|Human, Mink, Monkey, Mouse, Rat|
Background: Sequestosome 1 (SQSTM1, p62) is a ubiquitin binding protein involved in cell signaling, oxidative stress, and autophagy (1-4). It was first identified as a protein that binds to the SH2 domain of p56Lck (5) and independently found to interact with PKCζ (6,7). SQSTM1 was subsequently found to interact with ubiquitin, providing a scaffold for several signaling proteins and triggering degradation of proteins through the proteasome or lysosome (8). Interaction between SQSTM1 and TRAF6 leads to the K63-linked polyubiquitination of TRAF6 and subsequent activation of the NF-κB pathway (9). Protein aggregates formed by SQSTM1 can be degraded by the autophagosome (4,10,11). SQSTM1 binds autophagosomal membrane protein LC3/Atg8, bringing SQSTM1-containing protein aggregates to the autophagosome (12). Lysosomal degradation of autophagosomes leads to a decrease in SQSTM1 levels during autophagy; conversely, autophagy inhibitors stabilize SQSTM1 levels. Studies have demonstrated a link between SQSTM1 and oxidative stress. SQSTM1 interacts with KEAP1, which is a cytoplasmic inhibitor of NRF2, a key transcription factor involved in cellular responses to oxidative stress (3). Thus, accumulation of SQSTM1 can lead to an increase in NRF2 activity.

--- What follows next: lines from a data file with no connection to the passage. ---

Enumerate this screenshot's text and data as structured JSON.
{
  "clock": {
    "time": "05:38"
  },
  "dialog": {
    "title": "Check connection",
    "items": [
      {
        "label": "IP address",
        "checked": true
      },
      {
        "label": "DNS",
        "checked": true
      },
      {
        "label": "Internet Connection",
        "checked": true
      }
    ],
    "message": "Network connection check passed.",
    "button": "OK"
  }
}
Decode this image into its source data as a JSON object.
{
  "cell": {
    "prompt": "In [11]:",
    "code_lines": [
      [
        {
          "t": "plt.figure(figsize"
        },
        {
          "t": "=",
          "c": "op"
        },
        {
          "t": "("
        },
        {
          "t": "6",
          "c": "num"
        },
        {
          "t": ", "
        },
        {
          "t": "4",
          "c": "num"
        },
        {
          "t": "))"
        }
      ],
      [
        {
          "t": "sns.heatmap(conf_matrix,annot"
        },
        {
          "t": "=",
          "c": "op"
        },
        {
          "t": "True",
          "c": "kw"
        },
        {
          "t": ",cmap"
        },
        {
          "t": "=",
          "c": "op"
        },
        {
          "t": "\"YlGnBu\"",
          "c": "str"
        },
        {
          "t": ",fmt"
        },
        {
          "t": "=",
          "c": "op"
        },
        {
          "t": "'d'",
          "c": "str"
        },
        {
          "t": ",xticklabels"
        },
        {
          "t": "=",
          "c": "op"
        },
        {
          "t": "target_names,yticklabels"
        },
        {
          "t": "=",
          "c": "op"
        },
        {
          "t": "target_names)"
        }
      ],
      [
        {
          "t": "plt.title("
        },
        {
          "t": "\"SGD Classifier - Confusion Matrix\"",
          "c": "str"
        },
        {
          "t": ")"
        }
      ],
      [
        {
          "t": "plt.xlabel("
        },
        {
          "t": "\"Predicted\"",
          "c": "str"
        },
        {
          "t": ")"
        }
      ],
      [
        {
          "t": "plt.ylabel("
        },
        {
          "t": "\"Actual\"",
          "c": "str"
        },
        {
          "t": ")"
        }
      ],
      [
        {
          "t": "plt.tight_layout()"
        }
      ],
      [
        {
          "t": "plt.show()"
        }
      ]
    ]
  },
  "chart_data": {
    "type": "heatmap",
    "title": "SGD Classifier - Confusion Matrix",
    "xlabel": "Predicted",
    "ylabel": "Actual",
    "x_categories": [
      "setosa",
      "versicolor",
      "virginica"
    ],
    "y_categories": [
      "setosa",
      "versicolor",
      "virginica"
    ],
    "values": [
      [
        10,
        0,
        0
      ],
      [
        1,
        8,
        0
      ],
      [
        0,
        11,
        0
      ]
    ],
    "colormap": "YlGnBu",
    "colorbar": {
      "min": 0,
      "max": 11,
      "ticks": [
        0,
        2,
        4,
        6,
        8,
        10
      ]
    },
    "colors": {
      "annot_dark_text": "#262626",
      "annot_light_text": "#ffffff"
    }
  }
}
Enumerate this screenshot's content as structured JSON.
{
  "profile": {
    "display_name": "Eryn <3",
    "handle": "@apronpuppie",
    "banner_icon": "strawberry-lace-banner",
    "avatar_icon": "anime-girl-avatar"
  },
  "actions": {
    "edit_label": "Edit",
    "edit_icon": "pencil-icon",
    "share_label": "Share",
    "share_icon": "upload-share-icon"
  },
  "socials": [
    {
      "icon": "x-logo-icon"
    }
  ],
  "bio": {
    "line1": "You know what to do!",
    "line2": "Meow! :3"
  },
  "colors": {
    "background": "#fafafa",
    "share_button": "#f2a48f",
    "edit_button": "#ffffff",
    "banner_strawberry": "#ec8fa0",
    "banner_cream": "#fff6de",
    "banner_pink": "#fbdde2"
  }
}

Background: Caspase-3 (CPP-32, Apoptain, Yama, SCA-1) is a critical executioner of apoptosis, as it is either partially or totally responsible for the proteolytic cleavage of many key proteins, such as the nuclear enzyme poly (ADP-ribose) polymerase (PARP) (1). Activation of caspase-3 requires proteolytic processing of its inactive zymogen into activated p17 and p12 fragments. Cleavage of caspase-3 requires the aspartic acid residue at the P1 position (2).